0838 GMT April 22, 2019
Speaking at the W20, a conference of 20 female leaders from the G20 group of major economies in the Turkish capital, Ankara, on Sunday, Prime Minister Ahmet Davutoglu censured the permanent members of the UNSC over their failure to find a solution to deal with the current refugee crisis and to end the militancy in Iraq and Syria.
Davutoglu referred to the death of three-year-old Syrian boy Aylan Kurdi, who drowned off the Turkish coast along with 13 other Syrian refugees on September 2 and said, “Who is responsible?” adding that Syrian asylum seekers are being mistreated in Europe just because the UNSC cannot take appropriate decisions in time.
“Five permanent members of the UN Security Council decide everything... But they don’t pay the price for what is happening in Syria and Iraq. We pay that price as a neighbor of Syria,” Davutoglu claimed.
Davutoglu’s remarks come even as Ankara is under fire for not doing enough to halt the advance of Daesh (ISIL) terrorists as well as for its perceived reluctance to crack down on the militants using its territory to travel into Syria.
According to a report by Turkish newspaper Today's Zaman, published on August, 12, Turkey’s intelligence agency, the National Intelligence Organization (MİT), delivered foreign militants over the Turkish border into Syria to fight in the ranks of Daesh.
Back in June, the daily accused MİT of helping Daesh elements cross into Syria based on a footage obtained by the Turkish daily, Cumhuriyet.
The video showed bus drivers admitting that they had transferred “heavily bearded people, who looked scruffy” to the border at the order of MİT.
In recent years, thousands of Middle Eastern people mainly from Syria, who have been displaced due to war and militancy in their homeland, have struggled to reach European countries.

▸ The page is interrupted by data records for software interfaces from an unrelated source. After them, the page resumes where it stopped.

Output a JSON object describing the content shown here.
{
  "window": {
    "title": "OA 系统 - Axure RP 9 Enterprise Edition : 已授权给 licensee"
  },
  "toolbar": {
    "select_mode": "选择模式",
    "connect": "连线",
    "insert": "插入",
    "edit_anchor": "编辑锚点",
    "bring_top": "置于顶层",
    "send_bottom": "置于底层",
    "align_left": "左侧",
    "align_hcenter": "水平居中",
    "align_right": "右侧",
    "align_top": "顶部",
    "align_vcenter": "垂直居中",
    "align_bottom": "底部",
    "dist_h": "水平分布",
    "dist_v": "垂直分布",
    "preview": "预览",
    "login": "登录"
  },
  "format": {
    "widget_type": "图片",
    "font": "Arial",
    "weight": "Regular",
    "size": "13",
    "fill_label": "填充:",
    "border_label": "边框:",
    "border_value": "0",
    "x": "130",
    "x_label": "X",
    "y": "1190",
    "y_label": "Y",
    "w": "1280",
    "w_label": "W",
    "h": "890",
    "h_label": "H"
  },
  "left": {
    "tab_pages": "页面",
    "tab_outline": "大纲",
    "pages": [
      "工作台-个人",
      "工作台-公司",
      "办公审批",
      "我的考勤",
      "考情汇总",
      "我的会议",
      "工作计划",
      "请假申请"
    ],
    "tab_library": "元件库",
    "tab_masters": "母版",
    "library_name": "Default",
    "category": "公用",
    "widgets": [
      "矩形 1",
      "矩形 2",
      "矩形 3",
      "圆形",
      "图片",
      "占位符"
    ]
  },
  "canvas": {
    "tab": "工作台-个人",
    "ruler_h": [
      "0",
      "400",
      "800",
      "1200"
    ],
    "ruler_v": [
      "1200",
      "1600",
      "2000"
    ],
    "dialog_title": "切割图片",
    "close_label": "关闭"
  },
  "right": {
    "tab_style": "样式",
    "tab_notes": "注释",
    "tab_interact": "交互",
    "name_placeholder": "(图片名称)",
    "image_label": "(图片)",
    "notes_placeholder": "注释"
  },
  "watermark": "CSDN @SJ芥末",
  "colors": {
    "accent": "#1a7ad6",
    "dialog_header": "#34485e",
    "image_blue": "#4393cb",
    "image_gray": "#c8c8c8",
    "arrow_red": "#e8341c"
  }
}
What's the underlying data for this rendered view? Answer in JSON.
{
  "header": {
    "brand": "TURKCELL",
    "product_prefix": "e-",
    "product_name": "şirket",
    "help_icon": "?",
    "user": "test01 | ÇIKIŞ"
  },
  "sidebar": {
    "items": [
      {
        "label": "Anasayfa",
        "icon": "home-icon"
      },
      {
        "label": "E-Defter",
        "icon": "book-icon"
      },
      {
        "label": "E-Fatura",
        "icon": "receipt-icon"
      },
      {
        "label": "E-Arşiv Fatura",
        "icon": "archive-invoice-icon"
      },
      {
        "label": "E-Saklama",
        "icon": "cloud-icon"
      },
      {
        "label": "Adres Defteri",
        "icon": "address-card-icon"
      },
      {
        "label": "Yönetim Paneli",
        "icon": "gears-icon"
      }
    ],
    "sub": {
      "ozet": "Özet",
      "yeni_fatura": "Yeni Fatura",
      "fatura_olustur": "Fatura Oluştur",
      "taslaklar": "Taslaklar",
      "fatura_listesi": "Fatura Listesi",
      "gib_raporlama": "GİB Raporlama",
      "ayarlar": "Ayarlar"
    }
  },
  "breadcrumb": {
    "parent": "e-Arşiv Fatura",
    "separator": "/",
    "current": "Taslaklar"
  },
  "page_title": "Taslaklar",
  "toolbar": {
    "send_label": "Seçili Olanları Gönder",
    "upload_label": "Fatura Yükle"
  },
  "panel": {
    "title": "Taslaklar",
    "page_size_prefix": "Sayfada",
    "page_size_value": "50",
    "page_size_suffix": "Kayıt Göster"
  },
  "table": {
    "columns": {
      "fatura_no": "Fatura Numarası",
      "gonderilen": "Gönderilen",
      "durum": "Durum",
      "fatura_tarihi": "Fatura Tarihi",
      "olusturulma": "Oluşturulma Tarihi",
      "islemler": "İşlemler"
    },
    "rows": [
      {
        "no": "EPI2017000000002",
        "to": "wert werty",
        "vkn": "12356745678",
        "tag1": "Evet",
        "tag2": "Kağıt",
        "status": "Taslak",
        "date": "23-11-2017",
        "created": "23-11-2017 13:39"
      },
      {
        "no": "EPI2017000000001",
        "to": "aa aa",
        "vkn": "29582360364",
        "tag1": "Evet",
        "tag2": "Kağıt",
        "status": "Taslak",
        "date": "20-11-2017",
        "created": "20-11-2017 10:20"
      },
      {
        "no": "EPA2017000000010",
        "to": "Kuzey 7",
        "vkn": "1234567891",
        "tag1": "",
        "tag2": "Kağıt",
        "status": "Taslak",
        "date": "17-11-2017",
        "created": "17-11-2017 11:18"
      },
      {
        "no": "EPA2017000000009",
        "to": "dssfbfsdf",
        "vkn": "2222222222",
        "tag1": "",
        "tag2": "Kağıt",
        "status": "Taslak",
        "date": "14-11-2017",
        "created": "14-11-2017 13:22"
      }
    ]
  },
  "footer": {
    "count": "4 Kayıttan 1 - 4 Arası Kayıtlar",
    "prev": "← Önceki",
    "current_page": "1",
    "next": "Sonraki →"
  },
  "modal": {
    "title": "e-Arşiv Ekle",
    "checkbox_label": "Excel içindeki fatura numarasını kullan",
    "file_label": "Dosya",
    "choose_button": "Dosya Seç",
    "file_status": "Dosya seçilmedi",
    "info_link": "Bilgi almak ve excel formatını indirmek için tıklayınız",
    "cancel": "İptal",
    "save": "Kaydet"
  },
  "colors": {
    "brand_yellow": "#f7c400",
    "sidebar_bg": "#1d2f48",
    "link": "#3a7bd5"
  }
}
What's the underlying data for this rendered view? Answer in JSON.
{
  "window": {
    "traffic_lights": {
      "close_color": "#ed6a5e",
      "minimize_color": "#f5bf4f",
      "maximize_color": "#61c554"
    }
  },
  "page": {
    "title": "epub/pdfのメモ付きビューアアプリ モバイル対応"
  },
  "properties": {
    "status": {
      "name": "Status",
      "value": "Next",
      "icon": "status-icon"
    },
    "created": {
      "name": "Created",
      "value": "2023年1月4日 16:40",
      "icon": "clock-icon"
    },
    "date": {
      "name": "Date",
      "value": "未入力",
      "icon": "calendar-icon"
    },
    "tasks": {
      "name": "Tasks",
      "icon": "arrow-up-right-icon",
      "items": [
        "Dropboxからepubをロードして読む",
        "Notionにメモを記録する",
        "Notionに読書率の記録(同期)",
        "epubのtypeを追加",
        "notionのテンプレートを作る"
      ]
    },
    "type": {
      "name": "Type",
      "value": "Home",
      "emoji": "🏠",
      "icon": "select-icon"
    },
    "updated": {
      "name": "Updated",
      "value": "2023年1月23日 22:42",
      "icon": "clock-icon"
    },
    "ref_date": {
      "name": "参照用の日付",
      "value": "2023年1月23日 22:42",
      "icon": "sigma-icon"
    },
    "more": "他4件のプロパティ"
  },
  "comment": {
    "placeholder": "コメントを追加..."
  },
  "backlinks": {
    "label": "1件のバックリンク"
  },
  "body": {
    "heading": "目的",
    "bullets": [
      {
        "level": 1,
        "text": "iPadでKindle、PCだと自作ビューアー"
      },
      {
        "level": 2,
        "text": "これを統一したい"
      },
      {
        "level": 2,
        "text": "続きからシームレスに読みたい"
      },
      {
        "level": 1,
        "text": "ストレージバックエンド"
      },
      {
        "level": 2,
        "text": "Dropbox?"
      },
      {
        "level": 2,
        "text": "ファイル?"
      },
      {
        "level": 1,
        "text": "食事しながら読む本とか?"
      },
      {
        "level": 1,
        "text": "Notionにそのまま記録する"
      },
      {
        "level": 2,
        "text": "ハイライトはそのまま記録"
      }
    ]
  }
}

The UN says the militancy in Syria has internally displaced more than 7.6 million people, and compelled over four million others to take refuge in neighboring countries, including Jordan and Lebanon, since it started back in 2011.
Terrorist groups, particularly Daesh, have captured parts of Syria and Iraq and committed horrific crimes against all ethnic and religious communities in the two countries.
The Syrian government has many times called on Turkey to stop supporting terror groups like Daesh saying the militants are enjoying Ankara's help both militarily and financially.